It is a brilliant idea to have several actors (all dressed similarly in knitted green tank tops, whites shirts, and ties) playing Baldwin in different phases of his story. There is a comical start with each of them saying “I’m Neil Baldwin!” in the style of “I’m Spartacus!”/“I’m Brian!” before the “Real Neil” stands up from a seat in the stalls and takes over the direction of the show – like Baldwin taking control of the narrative of his life. The meta-theatrical framing, with the actors playing “themselves” as well as roles in the play, leads to a lot of engagement with the audience.
Director Heskins has created a lively, free-flowing show, where the cast come on stage from four corners and sit at the side when not involved in the action. At times it is like organized chaos, with panto-like slapstick such as a joke umbrella squirting water over the front rows of the audience and ingredients scattered all over the stage when Baldwin’s mother tries to teach him how to cook. (The subsequent clear-up is done balletically with mops to the accompaniment of Tchaikovsky’s “Dance of the Sugar Plum Fairy”: movement director Beverley Norris-Edmunds.). There is even a custard pie pushed in the face, wholly appropriate for a show about a former clown.

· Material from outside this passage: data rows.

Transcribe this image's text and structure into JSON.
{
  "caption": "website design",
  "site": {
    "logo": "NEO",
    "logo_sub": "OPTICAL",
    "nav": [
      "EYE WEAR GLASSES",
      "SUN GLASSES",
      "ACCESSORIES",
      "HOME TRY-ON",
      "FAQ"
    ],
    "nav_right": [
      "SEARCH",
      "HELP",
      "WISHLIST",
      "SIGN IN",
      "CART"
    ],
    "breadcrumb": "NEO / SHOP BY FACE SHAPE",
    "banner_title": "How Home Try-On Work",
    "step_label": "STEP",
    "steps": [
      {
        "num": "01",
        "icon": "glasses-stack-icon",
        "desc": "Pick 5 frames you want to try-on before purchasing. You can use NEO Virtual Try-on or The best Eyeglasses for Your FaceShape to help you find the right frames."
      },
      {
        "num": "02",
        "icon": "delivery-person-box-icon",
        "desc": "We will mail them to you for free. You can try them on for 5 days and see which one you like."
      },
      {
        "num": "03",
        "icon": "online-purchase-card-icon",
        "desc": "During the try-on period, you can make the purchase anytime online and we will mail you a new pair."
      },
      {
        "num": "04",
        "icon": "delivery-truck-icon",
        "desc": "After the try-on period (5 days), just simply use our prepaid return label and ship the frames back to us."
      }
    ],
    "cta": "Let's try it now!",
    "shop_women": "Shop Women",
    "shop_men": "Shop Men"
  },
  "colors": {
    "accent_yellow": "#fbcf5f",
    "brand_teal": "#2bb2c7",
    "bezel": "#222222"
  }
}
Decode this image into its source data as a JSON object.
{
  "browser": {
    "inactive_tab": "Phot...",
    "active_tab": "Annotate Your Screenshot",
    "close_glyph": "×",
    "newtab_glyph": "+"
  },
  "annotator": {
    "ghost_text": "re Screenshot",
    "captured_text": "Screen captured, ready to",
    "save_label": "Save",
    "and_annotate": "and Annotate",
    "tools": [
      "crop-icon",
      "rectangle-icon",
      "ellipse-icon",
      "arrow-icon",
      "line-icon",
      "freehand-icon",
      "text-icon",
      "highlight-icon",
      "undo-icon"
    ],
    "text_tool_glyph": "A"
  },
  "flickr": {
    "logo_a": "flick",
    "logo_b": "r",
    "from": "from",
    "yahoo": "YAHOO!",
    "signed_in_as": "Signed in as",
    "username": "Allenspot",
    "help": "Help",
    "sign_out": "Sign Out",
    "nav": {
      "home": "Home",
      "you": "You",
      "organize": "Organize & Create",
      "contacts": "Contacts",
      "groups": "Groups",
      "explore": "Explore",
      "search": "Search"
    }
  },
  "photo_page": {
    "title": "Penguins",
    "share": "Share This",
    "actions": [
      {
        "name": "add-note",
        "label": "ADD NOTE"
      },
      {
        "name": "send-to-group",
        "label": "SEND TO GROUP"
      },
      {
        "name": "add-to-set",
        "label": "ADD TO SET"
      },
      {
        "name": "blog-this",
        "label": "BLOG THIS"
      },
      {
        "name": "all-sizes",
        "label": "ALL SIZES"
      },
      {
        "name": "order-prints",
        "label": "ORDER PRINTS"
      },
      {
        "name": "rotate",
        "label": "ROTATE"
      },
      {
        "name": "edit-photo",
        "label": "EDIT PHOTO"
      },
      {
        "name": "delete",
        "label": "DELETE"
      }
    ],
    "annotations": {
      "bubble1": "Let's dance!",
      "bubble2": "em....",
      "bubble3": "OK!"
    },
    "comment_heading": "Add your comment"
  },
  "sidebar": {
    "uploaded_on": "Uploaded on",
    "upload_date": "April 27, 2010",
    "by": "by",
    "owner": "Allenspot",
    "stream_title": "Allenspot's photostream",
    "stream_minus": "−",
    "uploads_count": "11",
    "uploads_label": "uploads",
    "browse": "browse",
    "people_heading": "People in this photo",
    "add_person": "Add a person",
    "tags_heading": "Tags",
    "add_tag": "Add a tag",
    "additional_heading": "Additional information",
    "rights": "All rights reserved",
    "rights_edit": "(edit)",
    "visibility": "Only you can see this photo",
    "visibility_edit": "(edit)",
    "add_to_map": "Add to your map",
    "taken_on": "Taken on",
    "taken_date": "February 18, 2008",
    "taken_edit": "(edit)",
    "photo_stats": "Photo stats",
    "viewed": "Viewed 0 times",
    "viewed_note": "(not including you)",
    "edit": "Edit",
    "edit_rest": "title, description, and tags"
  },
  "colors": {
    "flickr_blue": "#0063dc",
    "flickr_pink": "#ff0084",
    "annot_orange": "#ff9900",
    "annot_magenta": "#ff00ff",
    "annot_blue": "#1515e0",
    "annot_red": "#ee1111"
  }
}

Over the stage is suspended brightly coloured individual letters spelling ‘MARVELLOUS’ illuminated with light bulbs (designer Lis Evans). The stage itself is kept bare for most of the time except when furniture and props are needed for a particular scene (including those produced by Real Neil out of the “bag for life” that he carries around).
The neurodiverse cast perform with uninhibited energy. As Real Neil Michael Hugo is superb, capturing some of Baldwin’s way of speaking and physical mannerisms, but more importantly conveying his unaffected enthusiasm and quirky sense of humour. Everyone else multi-roles effectively, including Suzanne Ahmet as the concerned Mary who encourages her son to branch out, Gareth Cassidy hilariously taking on a multitude of accents (not to mention aping Baldwin’s chimpanzee), and Jerone Marsh-Reid athletically executing pratfalls. At the end, it turns out the really real Neil Baldwin – wearing his British Empire Medal – is in attendance and not surprisingly he receives a huge round of applause.
It may seem a bit odd that #sohoplace has opened with a transfer when the intention is to produce plays in-house, but presumably the focus has been on getting the building ready – and Marvellous is a crowd-pleasing debut. However, with new productions of As You Like It (directed by Josie Rourke) and Medea (starring Sophie Okonedo and Ben Daniels, directed by Dominic Cooke) now scheduled, there is much to look forward to at the West End’s newest theatrical asset.